My book, Branding Yourself: How to Use Social Media to Invent or Reinvent Yourself (affiliate link), is available for pre-order on I wrote it with my good friend, Kyle Lacy, who I also helped write Twitter Marketing For Dummies (another affiliate link).

Making the Argument for Ghost Blogging. Yet Again.

My good friend Lindsay Manfredi and I were both interviewed about ghost blogging last week, and asked whether we thought it carried any ethical dilemmas.

The answer is no, it doesn’t. Not if it’s done correctly.

I’ve talked about ghost blogging before, and said if it follows a few basic procedures, it’s as ethical as, say, public relations. (Er, on second thought. . . )social media ninjas

Yet, the issue keeps getting brought up, as if we’re committing some unpardonable ethical sin, like medical testing on baby seals. But the only people who seem to care are social media purists and “social media ninjas” who talk about transparency, yet work in industries where their efforts, if done correctly, are anonymous and behind the scenes as well.

Ghostwriting = copywriting

Anyone who does freelance copywriting can tell you that their name doesn’t go on squat when it comes to their efforts. Sales brochures, web copy, sales letters, speeches, you name it, the writer’s name is not-so-noticeably absent from the final copy. And that’s fine. That’s the life we choose.

Marketing agencies don’t get their names on their clients’ campaigns. No one whines that “my name isn’t on that sales brochure I wrote” or “my name isn’t in the newspaper article I sent the press release about.” Frankly, if you’re worried about getting credit for your work, you’re in the wrong business. If you want a byline, be a journalist.

Maintaining Ethical Boundaries for Ghost Blogging

A good ghost has procedures they follow with their clients:

  1. I interview the client, who tells me — in his own words — his thoughts about their industry-specific issues.
  2. I transcribe the interview and clean it up, turning it into 350 – 450 words of clear, informative copy.
  3. The client approves the article.
  4. I publish the article on their blog.

It’s the clients thoughts, the client’s words. I just transcribe it. Or as we like to say, “we do the work so you can go to your meetings.”

How is this any different from the CEO’s letter at the front of the company’s annual report? Or a politician’s speech to her constituents?
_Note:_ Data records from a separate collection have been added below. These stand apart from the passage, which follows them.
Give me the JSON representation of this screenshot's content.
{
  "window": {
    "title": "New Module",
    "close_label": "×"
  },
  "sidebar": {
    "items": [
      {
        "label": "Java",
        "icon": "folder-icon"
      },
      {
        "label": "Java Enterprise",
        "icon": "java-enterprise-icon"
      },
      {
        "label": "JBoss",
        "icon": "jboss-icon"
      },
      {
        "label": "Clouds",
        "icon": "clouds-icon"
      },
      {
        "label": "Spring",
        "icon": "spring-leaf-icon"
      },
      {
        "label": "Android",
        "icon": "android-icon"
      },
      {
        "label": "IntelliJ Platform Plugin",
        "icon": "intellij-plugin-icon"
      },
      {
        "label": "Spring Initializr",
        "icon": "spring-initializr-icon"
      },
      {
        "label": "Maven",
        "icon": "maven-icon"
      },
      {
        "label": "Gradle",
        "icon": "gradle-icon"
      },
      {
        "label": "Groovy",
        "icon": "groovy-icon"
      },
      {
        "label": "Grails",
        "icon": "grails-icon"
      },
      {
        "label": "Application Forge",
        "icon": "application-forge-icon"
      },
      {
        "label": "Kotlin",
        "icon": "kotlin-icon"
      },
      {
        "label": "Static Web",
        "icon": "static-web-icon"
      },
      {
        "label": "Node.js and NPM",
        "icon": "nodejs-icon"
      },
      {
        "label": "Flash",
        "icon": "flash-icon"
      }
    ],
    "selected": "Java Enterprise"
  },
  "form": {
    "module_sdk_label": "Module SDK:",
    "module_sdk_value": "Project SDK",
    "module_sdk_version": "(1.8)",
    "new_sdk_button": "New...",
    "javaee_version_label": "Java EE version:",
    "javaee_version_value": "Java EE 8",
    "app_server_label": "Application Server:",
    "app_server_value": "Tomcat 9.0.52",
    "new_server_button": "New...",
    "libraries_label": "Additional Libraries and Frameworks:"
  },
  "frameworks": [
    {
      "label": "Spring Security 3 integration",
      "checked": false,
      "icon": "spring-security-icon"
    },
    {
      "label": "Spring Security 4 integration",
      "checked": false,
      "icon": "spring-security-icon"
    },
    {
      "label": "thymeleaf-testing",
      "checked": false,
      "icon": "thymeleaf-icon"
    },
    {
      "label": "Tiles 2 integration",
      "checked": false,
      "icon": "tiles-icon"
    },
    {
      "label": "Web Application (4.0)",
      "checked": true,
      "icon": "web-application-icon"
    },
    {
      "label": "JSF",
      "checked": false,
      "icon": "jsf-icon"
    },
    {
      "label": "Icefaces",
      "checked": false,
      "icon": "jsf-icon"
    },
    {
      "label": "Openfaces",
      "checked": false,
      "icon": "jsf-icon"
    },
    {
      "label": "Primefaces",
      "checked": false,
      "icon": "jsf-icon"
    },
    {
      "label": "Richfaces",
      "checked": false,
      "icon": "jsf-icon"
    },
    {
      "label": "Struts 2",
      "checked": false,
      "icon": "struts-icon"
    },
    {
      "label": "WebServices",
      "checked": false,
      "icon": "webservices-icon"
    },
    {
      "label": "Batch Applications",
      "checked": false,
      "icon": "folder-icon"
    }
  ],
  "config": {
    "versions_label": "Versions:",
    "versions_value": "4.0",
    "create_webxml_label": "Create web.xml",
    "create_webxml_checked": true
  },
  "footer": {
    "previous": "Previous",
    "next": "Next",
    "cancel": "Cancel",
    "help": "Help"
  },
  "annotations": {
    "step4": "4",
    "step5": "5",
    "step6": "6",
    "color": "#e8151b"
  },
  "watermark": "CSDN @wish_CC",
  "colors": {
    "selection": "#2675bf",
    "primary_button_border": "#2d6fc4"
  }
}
Or the catalog copy that was supposedly written by the company’s founder? How is it any different from a PR flak’s press release that becomes the basis for a news article? (I say this as a former flak whose press releases were often turned into “Staff Wire Reports” by one county newspaper.)

Answer: It isn’t. Not a bit. They are exactly the same thing. (In fact, Jason Falls says that we’re not ghostwriters, we’re copywriters, and that it’s okay.)

These are the same steps that every other copywriter, speechwriter, and marketing director in the world follows when they produce work for a client. This has been an acceptable practice since well before Judson Welliver ghosted for Warren G. Harding, thus becoming the first presidential speechwriter.

The only place ghostwriting isn’t acceptable is journalism and academia, as it should be. Your merit is based on the work you produce; in business, it’s based on the results you achieve. (Although academia seems to have some of its own ghostwriting issues.)

So if you are against ghost blogging, you need to be against all ghostwriting. You need to speak out against speechwriters for politicians. You need to put an end to all freelance copywriting. You need to stop sending out press releases that don’t include your name as a quoted source.

Otherwise, it’s a non-issue. The people who hire me are the ones I’m concerned with. The social media purists? Well, you just give me something to blog about, thus boosting my own search engine rankings.

So, thanks for that.